WORK ORDER:
What this exercise needs is every entry restated as written, with no pictures.

DATASET ENTRIES:
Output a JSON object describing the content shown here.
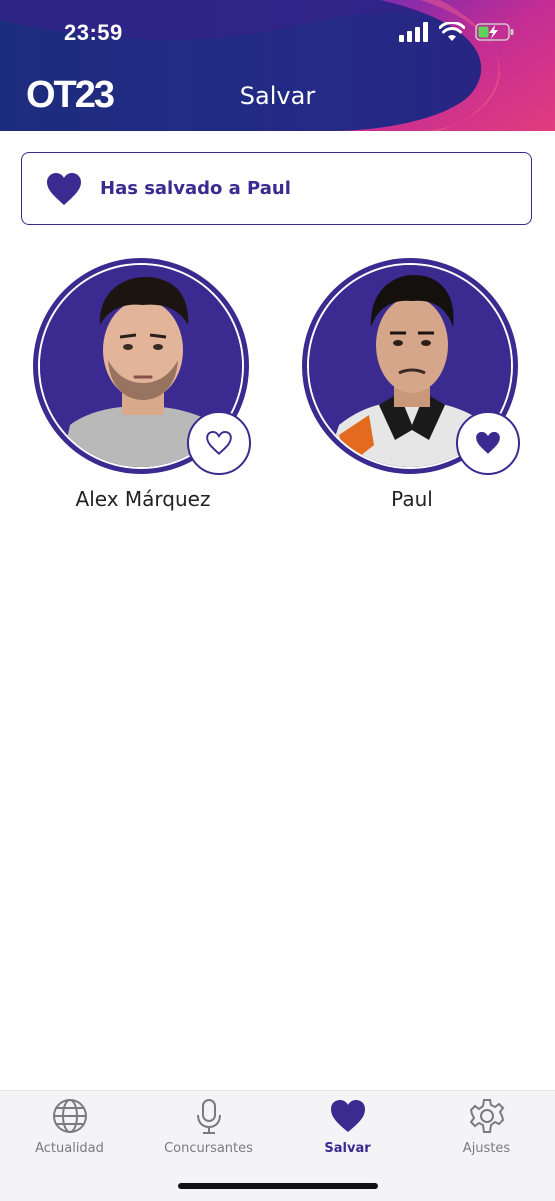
{
  "status_bar": {
    "time": "23:59"
  },
  "header": {
    "logo_text": "OT23",
    "title": "Salvar"
  },
  "banner": {
    "text": "Has salvado a Paul",
    "icon": "heart-filled-icon"
  },
  "contestants": [
    {
      "name": "Alex Márquez",
      "saved": false,
      "icon": "heart-outline-icon"
    },
    {
      "name": "Paul",
      "saved": true,
      "icon": "heart-filled-icon"
    }
  ],
  "tabs": [
    {
      "label": "Actualidad",
      "icon": "globe-icon",
      "active": false
    },
    {
      "label": "Concursantes",
      "icon": "microphone-icon",
      "active": false
    },
    {
      "label": "Salvar",
      "icon": "heart-filled-icon",
      "active": true
    },
    {
      "label": "Ajustes",
      "icon": "gear-icon",
      "active": false
    }
  ],
  "colors": {
    "accent": "#3b2a8f",
    "header_bg": "#1f2a78",
    "header_swoosh": "#c8329a"
  }
}
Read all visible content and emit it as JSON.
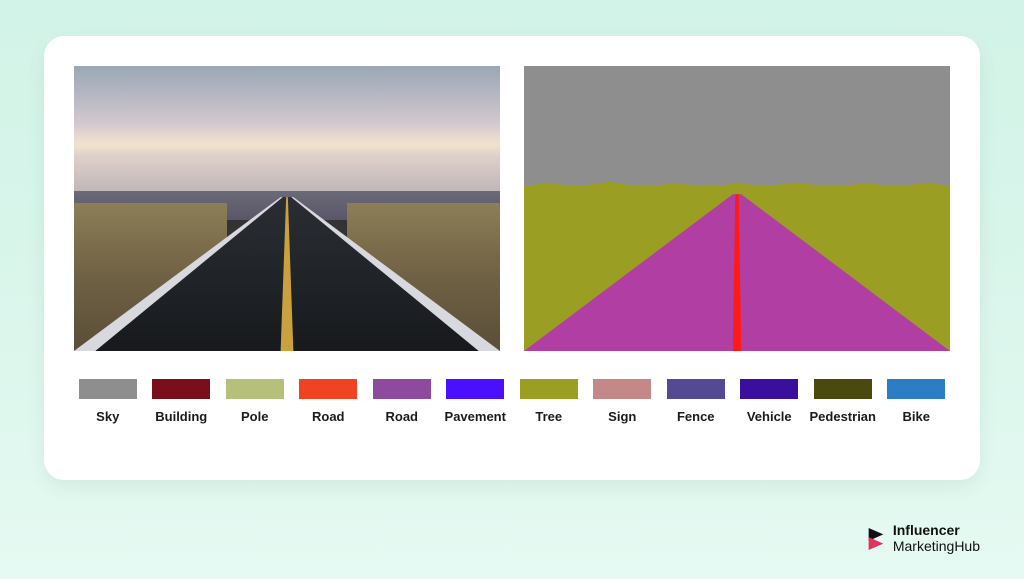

PROBLEM SOLUTION:
Output a JSON object describing the content shown here.
{
  "status_bar": {
    "time": "23:59"
  },
  "header": {
    "logo_text": "OT23",
    "title": "Salvar"
  },
  "banner": {
    "text": "Has salvado a Paul",
    "icon": "heart-filled-icon"
  },
  "contestants": [
    {
      "name": "Alex Márquez",
      "saved": false,
      "icon": "heart-outline-icon"
    },
    {
      "name": "Paul",
      "saved": true,
      "icon": "heart-filled-icon"
    }
  ],
  "tabs": [
    {
      "label": "Actualidad",
      "icon": "globe-icon",
      "active": false
    },
    {
      "label": "Concursantes",
      "icon": "microphone-icon",
      "active": false
    },
    {
      "label": "Salvar",
      "icon": "heart-filled-icon",
      "active": true
    },
    {
      "label": "Ajustes",
      "icon": "gear-icon",
      "active": false
    }
  ],
  "colors": {
    "accent": "#3b2a8f",
    "header_bg": "#1f2a78",
    "header_swoosh": "#c8329a"
  }
}
Read all visible content and emit it as JSON.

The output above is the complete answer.